The new Suc6 model for a successful sales team
Geplaatst op 4 juni 2018 door Ronald Swensson

In the good old days, when selling was so much simpler, sales management rested on the six S’s - 
SUC6 model for a successful sales team [Ronald Swensson, 2001]
- Selection: recruiting the ‘best’ salespeople; 
- Sales objectives: executing insightful sales plans ; 
- Skills: having effective sales calls and - conversations; 
- Salary: basic salary plus commission as a trigger; 
- Size: how many sales people do we need?; 
- Structure: tasks and support of the sales team. 

If you could get those six things right, then you had all you needed for a world-class sales team. At a workshop last year someone asked me whether I thought the six S’s still applied to the much more sophisticated sales environment of today. Yes, I answered, the six S’s still remain valid predictors of sales team success in today’s sales environment. Really good sales people are still scarcer than gold, and if you can select the best with the proper skills and attitude, you are an automatic winner. And those other four S’s are just as essential to success as ever they were. After the workshop I had some thoughts about my answer…. What was the impact of the revolution in selling that we’ve seen in recent years on my Suc6 model? And are there now other factors for a successful sales team than 15 years ago when I constructed the Suc6 model? 

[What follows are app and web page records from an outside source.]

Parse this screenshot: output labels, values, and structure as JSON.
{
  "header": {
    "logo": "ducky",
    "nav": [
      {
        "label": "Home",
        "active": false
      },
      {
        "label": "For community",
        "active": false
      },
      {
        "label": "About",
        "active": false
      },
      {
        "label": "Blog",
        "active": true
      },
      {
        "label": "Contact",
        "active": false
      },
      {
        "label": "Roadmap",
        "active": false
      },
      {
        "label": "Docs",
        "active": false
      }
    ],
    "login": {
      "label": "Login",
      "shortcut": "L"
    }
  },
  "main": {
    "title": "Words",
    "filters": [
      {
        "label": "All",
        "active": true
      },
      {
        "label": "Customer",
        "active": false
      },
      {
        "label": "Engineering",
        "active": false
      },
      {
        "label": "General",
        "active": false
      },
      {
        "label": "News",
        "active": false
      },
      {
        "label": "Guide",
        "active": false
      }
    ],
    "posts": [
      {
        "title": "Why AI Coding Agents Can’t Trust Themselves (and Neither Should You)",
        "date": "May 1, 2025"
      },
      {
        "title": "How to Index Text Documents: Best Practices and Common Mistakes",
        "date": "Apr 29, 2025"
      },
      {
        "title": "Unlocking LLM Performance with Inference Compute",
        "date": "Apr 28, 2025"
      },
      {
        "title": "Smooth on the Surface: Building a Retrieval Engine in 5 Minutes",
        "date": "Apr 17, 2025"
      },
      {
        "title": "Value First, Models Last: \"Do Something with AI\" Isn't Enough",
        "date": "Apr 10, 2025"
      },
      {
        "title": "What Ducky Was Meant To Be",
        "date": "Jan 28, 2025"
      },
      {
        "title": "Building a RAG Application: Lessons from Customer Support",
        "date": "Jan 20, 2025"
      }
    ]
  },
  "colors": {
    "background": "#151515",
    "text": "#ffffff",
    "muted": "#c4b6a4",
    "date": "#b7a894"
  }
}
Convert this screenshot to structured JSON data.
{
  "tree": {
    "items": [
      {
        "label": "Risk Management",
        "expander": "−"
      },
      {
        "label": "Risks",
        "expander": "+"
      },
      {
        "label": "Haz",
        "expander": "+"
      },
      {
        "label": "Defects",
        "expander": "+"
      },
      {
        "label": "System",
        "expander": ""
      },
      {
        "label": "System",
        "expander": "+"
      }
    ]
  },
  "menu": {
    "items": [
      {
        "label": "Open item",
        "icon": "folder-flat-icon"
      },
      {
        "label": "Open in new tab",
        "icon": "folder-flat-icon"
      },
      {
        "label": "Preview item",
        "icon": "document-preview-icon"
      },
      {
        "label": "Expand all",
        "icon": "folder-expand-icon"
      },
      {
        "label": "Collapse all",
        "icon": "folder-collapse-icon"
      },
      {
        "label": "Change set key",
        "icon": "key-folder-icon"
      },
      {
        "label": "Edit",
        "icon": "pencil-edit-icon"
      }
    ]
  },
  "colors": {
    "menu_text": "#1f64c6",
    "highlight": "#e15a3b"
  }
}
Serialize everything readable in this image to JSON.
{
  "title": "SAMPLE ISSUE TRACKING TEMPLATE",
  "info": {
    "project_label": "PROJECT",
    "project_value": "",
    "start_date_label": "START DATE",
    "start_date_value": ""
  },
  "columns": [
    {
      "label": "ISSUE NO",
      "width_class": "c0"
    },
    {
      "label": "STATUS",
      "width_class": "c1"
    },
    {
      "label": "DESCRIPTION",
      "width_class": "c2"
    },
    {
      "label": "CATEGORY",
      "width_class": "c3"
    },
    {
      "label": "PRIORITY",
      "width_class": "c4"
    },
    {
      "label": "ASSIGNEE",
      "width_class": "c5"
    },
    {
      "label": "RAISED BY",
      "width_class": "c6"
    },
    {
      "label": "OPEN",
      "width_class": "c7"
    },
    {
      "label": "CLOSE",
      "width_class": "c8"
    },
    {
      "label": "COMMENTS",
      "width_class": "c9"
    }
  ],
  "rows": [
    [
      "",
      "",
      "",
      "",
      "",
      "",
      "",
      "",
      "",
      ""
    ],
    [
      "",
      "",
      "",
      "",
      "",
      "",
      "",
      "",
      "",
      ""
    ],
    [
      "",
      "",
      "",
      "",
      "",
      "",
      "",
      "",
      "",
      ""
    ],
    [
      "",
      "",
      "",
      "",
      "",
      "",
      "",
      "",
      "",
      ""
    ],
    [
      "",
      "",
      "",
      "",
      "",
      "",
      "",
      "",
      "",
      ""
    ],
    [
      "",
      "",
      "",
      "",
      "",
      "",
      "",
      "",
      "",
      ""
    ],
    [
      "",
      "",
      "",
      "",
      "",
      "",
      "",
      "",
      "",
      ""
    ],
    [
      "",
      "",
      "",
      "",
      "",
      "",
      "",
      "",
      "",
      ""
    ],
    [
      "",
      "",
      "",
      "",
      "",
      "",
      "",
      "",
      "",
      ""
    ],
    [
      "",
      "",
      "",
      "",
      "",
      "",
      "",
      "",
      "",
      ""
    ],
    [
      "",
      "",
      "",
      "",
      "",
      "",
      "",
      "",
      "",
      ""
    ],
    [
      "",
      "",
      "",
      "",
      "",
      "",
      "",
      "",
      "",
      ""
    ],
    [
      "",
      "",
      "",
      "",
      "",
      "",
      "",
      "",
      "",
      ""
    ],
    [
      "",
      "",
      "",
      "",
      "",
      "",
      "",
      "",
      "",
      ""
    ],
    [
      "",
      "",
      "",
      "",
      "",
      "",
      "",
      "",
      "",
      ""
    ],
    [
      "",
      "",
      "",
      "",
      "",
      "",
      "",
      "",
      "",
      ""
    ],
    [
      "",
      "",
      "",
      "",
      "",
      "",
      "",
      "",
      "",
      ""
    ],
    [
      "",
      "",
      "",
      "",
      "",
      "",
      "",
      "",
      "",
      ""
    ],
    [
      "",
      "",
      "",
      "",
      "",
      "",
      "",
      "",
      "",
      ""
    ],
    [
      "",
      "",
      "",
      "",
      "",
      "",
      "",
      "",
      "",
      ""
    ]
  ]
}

I certainly don’t want to underestimate the importance of selection, objectives, skills, salary, size or structure. They remain essential ingredients to the success of any sales force. But it’s increasingly clear that they are no longer enough. In recent years I’ve worked with some sales teams that had good salespeople and decent sales planning. According to the Suc6 model, these sales teams should have had a superior performance. Yet, sometimes they were losing market share to the competition. Why? What did competitors had that was making them more successful? In some cases it wasn’t a sales force issue. The competitor had for example superior pricing or a better offering. 

I’ve pondered mightily on these cases and I came up with these three additional S’s: 
- Sales management: especially first-line sales management; 
- Sales metrics: that go beyond the traditional measurements; 
- Sales methodology: a fundemental new way of selling. 

Let’s look more closely at each one to see why these three S's are essential components of sales team success for the immediate future. 

For the last 10 years, whenever I’ve been asked to help turn around a sales force, my first question is always about the capability and potential of the sales manager(s). Selection, one of the old six S’s, is still a vital component of success. But in the ever more complex business environment where companies must compete for the future, it’s even more important to select good sales managers than good salespeople. There are many bright sales managers who are highly motivated to succeed and who are nevertheless struggling to survive. They are ready and willing to do the right things, but don’t. What they lack - and it is mostly a time problem - is helping and coaching there sales team. So stop for example with time-consuming and irrelevant meetings and start to help and coach your people!

Sales metrics are important because they allow us to measure the performance of a sales team. But what does metrics mean to the average sales manager? Measures such as the amount of calls or visits per week? Targets and quotas in terms of volume and profitability per salesperson? These are the tried and true metrics of the old selling. Ask yourself: ‘Which set of sales metrics do I need to run a high-performing sales team?’ So I would urge sales managers (and c-level management) to invest time to thoroughly understand the important role played by sales metrics. A fundamental understanding of sales metrics is the foundation of sales team success. Our 100 Sales Metrics infographic can help!

The final S is sales methodology. The landscape of buying and selling has changed more in recent years than it has in preceding decades. Customers are more sophisticated and, thanks to the Internet, are awash in information and research. At the same time, companies are searching for new ways to innovate, compete, and improve their success. Addressing change requires different thinking, different skills and a new way of selling on the part of the sales professional. Soft skills remain as a portion of the knowledge and abilities needed to succeed in sales but no longer are in a dominating position. Hard skills such as divergent thinking, insights and business acumen are necessary if the sales professional is to meet and exceed expectations. When sales reps learn a new way of selling and practice new skills, they strengthen relationships, differentiate from competition, and win more sales. Read more about the new skills in a changing landscape.

This article is also published on LinkedIn.